They’re also less distortionary. A good rule of thumb is that if you tax something, you get less of it, which is why taxes on capital are such a bad idea. But since there’s a fixed supply of land, taxing the value of land doesn’t get you less of anything. Nice one.

Unfortunately this might not be how business rates really work, because they tax the value of property rather than land. To a large extent this is a tax on land and that’s all fine and dandy, but you’ll notice that a five star hotel costs more to stay in than the Bates Motel next door, even though the land they’re built on is worth the same. This is because the actual bricks and mortar on top of that land have different values too.

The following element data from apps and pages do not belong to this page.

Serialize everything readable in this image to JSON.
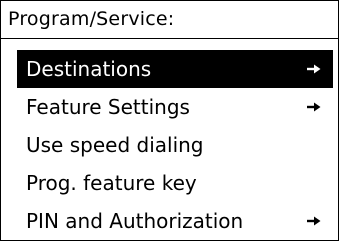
{
  "header": {
    "title": "Program/Service:"
  },
  "menu": {
    "items": [
      {
        "label": "Destinations",
        "submenu_icon": "arrow-right-icon",
        "selected": true
      },
      {
        "label": "Feature Settings",
        "submenu_icon": "arrow-right-icon",
        "selected": false
      },
      {
        "label": "Use speed dialing",
        "submenu_icon": null,
        "selected": false
      },
      {
        "label": "Prog. feature key",
        "submenu_icon": null,
        "selected": false
      },
      {
        "label": "PIN and Authorization",
        "submenu_icon": "arrow-right-icon",
        "selected": false
      }
    ]
  },
  "colors": {
    "background": "#ffffff",
    "foreground": "#000000",
    "selection_background": "#000000",
    "selection_foreground": "#ffffff"
  }
}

The British Property Federation (and chums) have a new report out today which points out that this might be a serious flaw in business rates. They argue that most landowners have other investments too, and will shift their money from property to those investments when business rates rise:

A rise in business rates will reduce the rents that a landlord is able to achieve and therefore reduce the potential level of new real estate investments by a sum equal to the value of the tax burden transferred from occupiers to landlords business rates … If a proportion of business rate increases are capitalised into lower rents, then there is a likelihood that this will impact on the level of new funded commercial development.

That’s an important point – I’m not sure about the numbers they use, which suggest an extremely high elasticity of investment that I don’t think is justifiable, but it’s still an important point.

Just as important: the less frequently revaluations are done, the more uncertainty there is in the system. Uncertainty is a deadweight loss – it destroys wealth and makes everyone worse off. As we’ve pointed out, it’s not difficult to estimate property values on a rolling basis.

What’s really interesting about this report is not just what it’s saying but who’s saying it. Most industry bodies are woeful on business rates – they wrongly assume that the incidence is on firms because they’re the guys writing the cheques. For the BPF to come out and reject this – and do so with reference to most of the existing academic literature, no less – is very encouraging. But they do have a point about the investment effect.

So, must we throw business rates on the scrapheap too? It depends on the elasticity of investment – how much less money goes on property investment when rents fall after rates rise. And the way to fix things is quite simple: tax the value of the land, not the property that’s built on it.